World View: The ghost of Richard Nixon invoked by the Trump campaign
What started as an occasional borrowing of Nixonian phrases by Trump voters has turned into a brazen homage
President Richard Nixon gives his resignation speech from the Oval Office at the White House in Washington D.C. on August 8, 1974 (Photo by NBC NewsWire/NBC/NBCU Photo Bank via Getty Images)
I have seen the ghost of Richard Nixon. He walked unsteadily across the stage of US politics twice in the last week. Or so I thought – and I shuddered. I am told, however, that it wasn’t him, but two nightmarish Doppelgängers.
Paul Manafort, Donald Trump’s right-hand man, conjured him up last week when comparing Trump’s address to Nixon’s at the same convention 48 years ago.
“I think what Nixon understood is that when the world is falling apart, people want a strong leader whose highest priority is protecting America first,” Trump said recently, drawing inspiration from a somewhat tarnished source.
What started a year ago, the New York Times observed, as an occasional borrowing of Nixonian phrases, such as describing Trump voters as a “silent majority”, has turned into a brazen homage. “Literally plagiarism,” says Kevin Mattson, a Nixon biographer. Trump, plagiarism, surely not!
What did Nixon down, of course, was the cover-up of involvement in the Watergate break-in at the premises of the Democratic National Committee (DNC) headquarters. How strange, then, that this week should also begin with a rather similar revelation: the DNC’s emails had been illegally hacked and leaked to the press to discredit the party.
This time it was not Nixon’s thieves, but allegedly Russian intelligence agents working if not in league with Trump – there is no evidence of his involvement – then at the very least to help his cause on behalf of a fan, Vladimir Putin. The admiration is mutual.
As it happens, the emails were not particularly secret or revealing : “something closer”, as one writer put it, “to the embarrassing emails that fly across every office in America – griping, the testing of stupid ideas, the banal musings that take place in private correspondence . . . ” And gossip between staff about the awfulness of party donors.
Nuggets of indiscretionDebbie Wasserman SchultzHillary ClintonBernie Sanders
However, the hacking by the Russian state should be taken seriously, whether intended as mischief-making or, as some Democrats maintain, as a deliberate means of sabotaging the party.

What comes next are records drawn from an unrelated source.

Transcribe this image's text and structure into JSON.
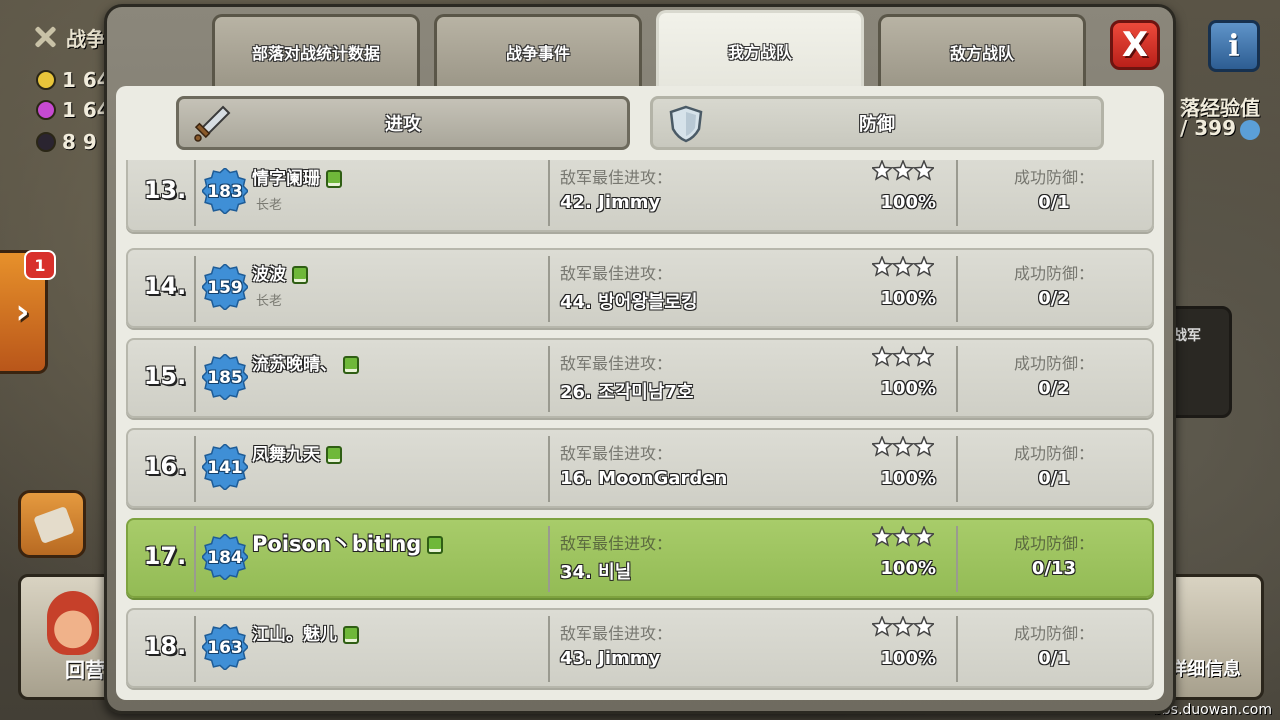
{
  "hud": {
    "war_label": "战争",
    "resources": [
      {
        "icon": "gold-coin-icon",
        "value": "1 64",
        "color": "#e8c53a"
      },
      {
        "icon": "elixir-drop-icon",
        "value": "1 64",
        "color": "#c64ad1"
      },
      {
        "icon": "dark-elixir-icon",
        "value": "8 9",
        "color": "#2a2430"
      }
    ],
    "notification_count": "1",
    "home_label": "回营",
    "xp_label": "落经验值",
    "xp_value": "/ 399",
    "enemy_side_label": "战军",
    "details_label": "详细信息",
    "info_icon_glyph": "i",
    "side_arrow_glyph": "›"
  },
  "tabs": [
    {
      "label": "部落对战统计数据",
      "active": false
    },
    {
      "label": "战争事件",
      "active": false
    },
    {
      "label": "我方战队",
      "active": true
    },
    {
      "label": "敌方战队",
      "active": false
    }
  ],
  "close_glyph": "X",
  "subtabs": [
    {
      "label": "进攻",
      "icon": "sword-icon",
      "active": false
    },
    {
      "label": "防御",
      "icon": "shield-icon",
      "active": true
    }
  ],
  "labels": {
    "enemy_best_attack": "敌军最佳进攻：",
    "successful_defense": "成功防御："
  },
  "members": [
    {
      "rank": "13.",
      "level": "183",
      "name": "情字阑珊",
      "role": "长老",
      "best_attack": "42. Jimmy",
      "stars": 3,
      "percent": "100%",
      "defenses": "0/1",
      "highlight": false
    },
    {
      "rank": "14.",
      "level": "159",
      "name": "波波",
      "role": "长老",
      "best_attack": "44. 방어왕블로킹",
      "stars": 3,
      "percent": "100%",
      "defenses": "0/2",
      "highlight": false
    },
    {
      "rank": "15.",
      "level": "185",
      "name": "流苏晚晴、",
      "role": "",
      "best_attack": "26. 조각미남7호",
      "stars": 3,
      "percent": "100%",
      "defenses": "0/2",
      "highlight": false
    },
    {
      "rank": "16.",
      "level": "141",
      "name": "凤舞九天",
      "role": "",
      "best_attack": "16. MoonGarden",
      "stars": 3,
      "percent": "100%",
      "defenses": "0/1",
      "highlight": false
    },
    {
      "rank": "17.",
      "level": "184",
      "name": "Poison丶biting",
      "role": "",
      "best_attack": "34. 비닐",
      "stars": 3,
      "percent": "100%",
      "defenses": "0/13",
      "highlight": true
    },
    {
      "rank": "18.",
      "level": "163",
      "name": "江山。魅儿",
      "role": "",
      "best_attack": "43. Jimmy",
      "stars": 3,
      "percent": "100%",
      "defenses": "0/1",
      "highlight": false
    }
  ],
  "watermark": "bbs.duowan.com",
  "colors": {
    "highlight_row": "#a8cc6a",
    "level_badge": "#3f8fd6",
    "close_button": "#d9342a",
    "panel_inner": "#ebebe3"
  }
}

Dirty tricks, a breach of privacy, theft , illegal interference with mail . . . criminal acts that if carried out by a political rival would have seen him or her drummed out of office. (Remember that Watergate brought Nixon down.) Arguably worse, it is external interference in the political system carried out when all foreign entities are forbidden to make campaign contributions and non-citizens forbidden to vote.
Trump has not exactly discouraged the hacking, even suggesting that the Russians could usefully search for Clinton’s missing emails. We may think this was a humorous aside, but it’s difficult to tell . . . Trump has made it clear that he believes he and Putin would get on well. Putin will also have been delighted by Trump’s repudiation of Nato obligations to come to the defence of fellow members.

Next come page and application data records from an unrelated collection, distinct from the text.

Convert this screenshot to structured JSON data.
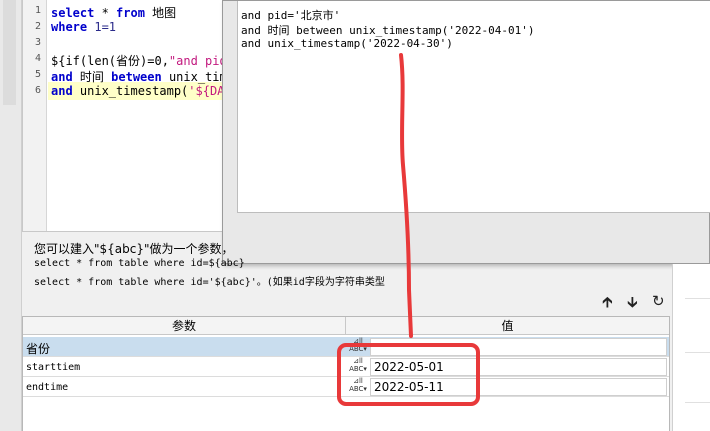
{
  "editor": {
    "lines": [
      {
        "no": "1",
        "text": "select * from 地图"
      },
      {
        "no": "2",
        "text": "where 1=1"
      },
      {
        "no": "3",
        "text": ""
      },
      {
        "no": "4",
        "text": "${if(len(省份)=0,\"and pid"
      },
      {
        "no": "5",
        "text": "and 时间 between unix_tim"
      },
      {
        "no": "6",
        "text": "and  unix_timestamp('${DA"
      }
    ]
  },
  "preview": {
    "lines": [
      "and pid='北京市'",
      "and 时间 between unix_timestamp('2022-04-01')",
      "and  unix_timestamp('2022-04-30')"
    ]
  },
  "hint": {
    "title": "您可以建入\"${abc}\"做为一个参数，",
    "line1": "select * from table where id=${abc}",
    "line2": "select * from table where id='${abc}'。(如果id字段为字符串类型"
  },
  "toolbar": {
    "up_icon": "arrow-up-icon",
    "down_icon": "arrow-down-icon",
    "refresh_icon": "refresh-icon"
  },
  "params_table": {
    "headers": [
      "参数",
      "值"
    ],
    "rows": [
      {
        "name": "省份",
        "type": "ABC",
        "value": ""
      },
      {
        "name": "starttiem",
        "type": "ABC",
        "value": "2022-05-01"
      },
      {
        "name": "endtime",
        "type": "ABC",
        "value": "2022-05-11"
      }
    ]
  },
  "colors": {
    "annotation_red": "#e8393a",
    "selected_row": "#c9ddee",
    "keyword_blue": "#0000cc",
    "string_magenta": "#c2187e"
  }
}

As for Nixon’s reincarnation in Trump, Rick Perlstein, a Democratic biographer of the former president, writes in the New Republic: “Nixon’s little finger, of course, was more interesting and complex than Trump’s entire being.”

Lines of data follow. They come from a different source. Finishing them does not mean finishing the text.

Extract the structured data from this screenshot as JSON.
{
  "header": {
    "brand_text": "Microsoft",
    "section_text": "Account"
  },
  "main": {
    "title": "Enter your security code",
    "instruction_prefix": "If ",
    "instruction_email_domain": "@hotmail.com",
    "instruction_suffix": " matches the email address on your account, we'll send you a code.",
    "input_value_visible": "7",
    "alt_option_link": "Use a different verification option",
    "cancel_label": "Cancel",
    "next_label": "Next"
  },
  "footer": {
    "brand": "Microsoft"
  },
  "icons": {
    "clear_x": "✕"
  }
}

Nixon evolved significantly from the demagogue he started out as. The 1968 speech was indeed a cry of despair at the state of the US, but subtly “reinvented”, Perlstein argues, “in the image of America’s hopes instead of its fears”.
“The single most telling divergence between Trump’s acceptance speech and its Nixonian model, and the easiest to forget, comes down to this: Nixon never said it would be easy. Trump says nothing else. It was the theme of his convention: ‘Beginning on January 20th 2017, safety will be restored’.”
Richard Nixon, poor Richard Nixon, Perlstein despairs, would despise this above all.
“Amid everything else, he was a grinder, obsessed with meticulous preparation, study, details, discipline, knowing your stuff. I almost wish I had a magic time machine so the Old Man could have watched the candidate who’s claiming his legacy. I wish I could hear the creative words Nixon would use. Because when he was not delivering soaring perorations, he sure knew how to call bullshit when he saw it.”
Richard Nixon, RIP.